by Chanelle Adams
Many of us witnessed record-breaking heat this summer. In a world rising in temperature and injustice, the restorative poetry of activist and artist Kay Ulanday Barrett is not only timely, but necessary. Kay’s debut book, When The Chant Comes (Topside Press, September 2016), is a collection of 13 years of poetry from 2003-2016. Kay recounts memories from his formative childhood, the awkward magic of being a baby queer and the growth pains of becoming whole, both alone and in relation to others.
Kay Ulanday Barrett, a poet, performer, and educator already has 10 years under his belt of connecting the systemic to the personal in his work. While there is value in focusing on these largescale forces, reading Kay’s poetry reminds me of the importance of paying attention to each of our personal stories.
Kay has produced such a large body of work over the years that it can be hard to track down all of his poetry in one place. As a relatively new fan of Kay’s work, I am grateful to have access to a collection of work that charts his journey by his own map. Kay guides readers through this work in 5 sections, named in both Filipino and English “karatungan: justice”, “mahal: love”, “karamdaman: sickness”, “kamatyan: death”, “kapwa: soul”.
Throughout the collection, Kay threads together storylines about his mother, diaspora, romantic love, disability, loneliness, and astrology. In each section, Kay searches to articulate even the most unspeakable parts of life with a refreshing level of humility and honesty. A series of short poems, called “Crip Sick Tankas”, demonstrates Kay’s power to connect the deeply profound, such as love and communication, to the humorous situations of the everyday. In one of the poems called “pre-op”:
when they call you to
surgery, they call you by
your assigned at birth
name. you laugh and hand them a
cup full of pee. fair trade.
With a grasp of the power of language and poetry, Kay also recognizes the powerful moments when words fall short: “Yesterday, / I held my mother close, / and of the three languages we know, / our skin is the softest” (Uncertain). Other times he finds the words to recount light-hearted stories like what it is like to love a Gemini or how to survive retrograde.

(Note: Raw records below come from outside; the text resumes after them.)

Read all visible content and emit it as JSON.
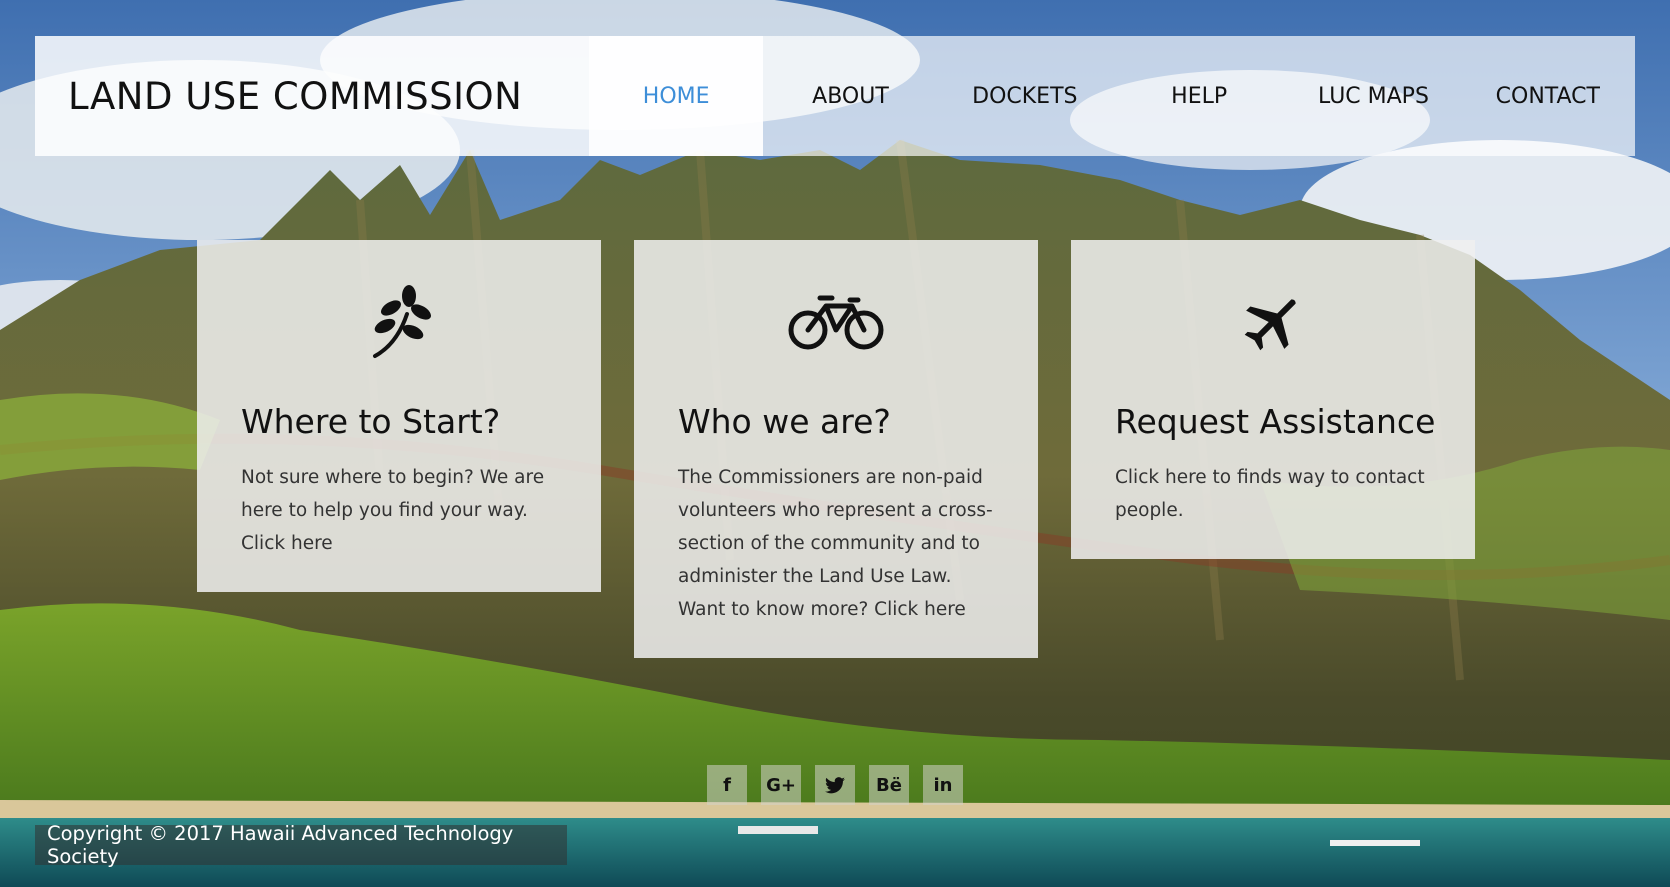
{
  "header": {
    "brand": "LAND USE COMMISSION",
    "nav": [
      {
        "label": "HOME",
        "active": true
      },
      {
        "label": "ABOUT"
      },
      {
        "label": "DOCKETS"
      },
      {
        "label": "HELP"
      },
      {
        "label": "LUC MAPS"
      },
      {
        "label": "CONTACT"
      }
    ]
  },
  "cards": [
    {
      "icon": "leaf-icon",
      "title": "Where to Start?",
      "text": "Not sure where to begin? We are here to help you find your way. Click here"
    },
    {
      "icon": "bicycle-icon",
      "title": "Who we are?",
      "text": "The Commissioners are non-paid volunteers who represent a cross-section of the community and to administer the Land Use Law. Want to know more? Click here"
    },
    {
      "icon": "airplane-icon",
      "title": "Request Assistance",
      "text": "Click here to finds way to contact people."
    }
  ],
  "social": [
    {
      "icon": "facebook-icon",
      "glyph": "f"
    },
    {
      "icon": "google-plus-icon",
      "glyph": "G+"
    },
    {
      "icon": "twitter-icon",
      "glyph": "✈"
    },
    {
      "icon": "behance-icon",
      "glyph": "Bë"
    },
    {
      "icon": "linkedin-icon",
      "glyph": "in"
    }
  ],
  "footer": {
    "copyright": "Copyright © 2017 Hawaii Advanced Technology Society"
  },
  "colors": {
    "accent": "#3d8ed8",
    "text": "#111111"
  }
}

No matter the subject, Kay’s work keeps circling back to ideas of healing, reflection, prayer and spirituality. In “To Be The Prayer Nobody Told Us About,” dedicated his partner, Sonia, he writes “there isn’t enough scripture for our stories / and I have to confess, I was never any good at prayer.” I don’t really believe that last line – Kay’s ability to connect bodily movement, pain and memories, both our own and those of our ancestors, reads like a QTPOC spiritual.
“When the Chant Comes”, the namesake poem, gives a structure to the collection’s pursuit of solace that may or may not exist, or exists in valuable, but brief moments. While Kay may never say it himself, as he says he was “never any good at prayer”, this book reads as a brown queer spiritual. After reading Kay’s poem “read this whenever you are tempted,” I copied it into my diary like a hymn. Like it instructs, I read it on days when the tide of the day is too strong to get out of bed. Where do we find relief? Where do we turn when we can’t hold ourselves up?
In one poem, he writes “homebois, we don’t write enough love poems to ourselves”. Without falling into clichés about love, loss, pain and loneliness, Kay has been writing on themes of experience, trauma, family, and love for the past decade in poems, Facebook statuses, blogs and performances.
His command of the craft shows in the way he lingers on specific sensations while also painting strokes that encompass a complex array of emotions, all the while connecting them to the body and community. Kay’s close ties to community is evidenced not only in his work, but also in the bountiful dedications throughout the book, including a SDQ (Sick Disabled Queer) POC Facebook Group.
Like always, it is not an easy time to be a QTPOC. I find comfort in Kay’s words of wisdom from many years in the struggle. Reading Kay reminds me that we are not alone. In the wake of the Orlando shooting, I have found new meaning in “Rhythm is A Dancer,” a poem Kay wrote over 10 years ago about queer dance parties. He writes, “we came home breathless / from dancing our queer bodies / back to valid.” In another poem, he again calls attention to the importance of queer and/or POC dance spots, “the first trans men I saw were in salsa bars.”
It is times like these that we need to show up for each other as QTPOC more than ever. Definitely come through for Kay’s work and get When the Chant Comes. As Kay writes, “Every cane is a drum on the earth,” and I’m swooning to his beat.
Chanelle Adams loves the window seat. You can follow Chanelle’s take on stuff that matters (and also stuff that doesn’t) on Twitter @nellienooks.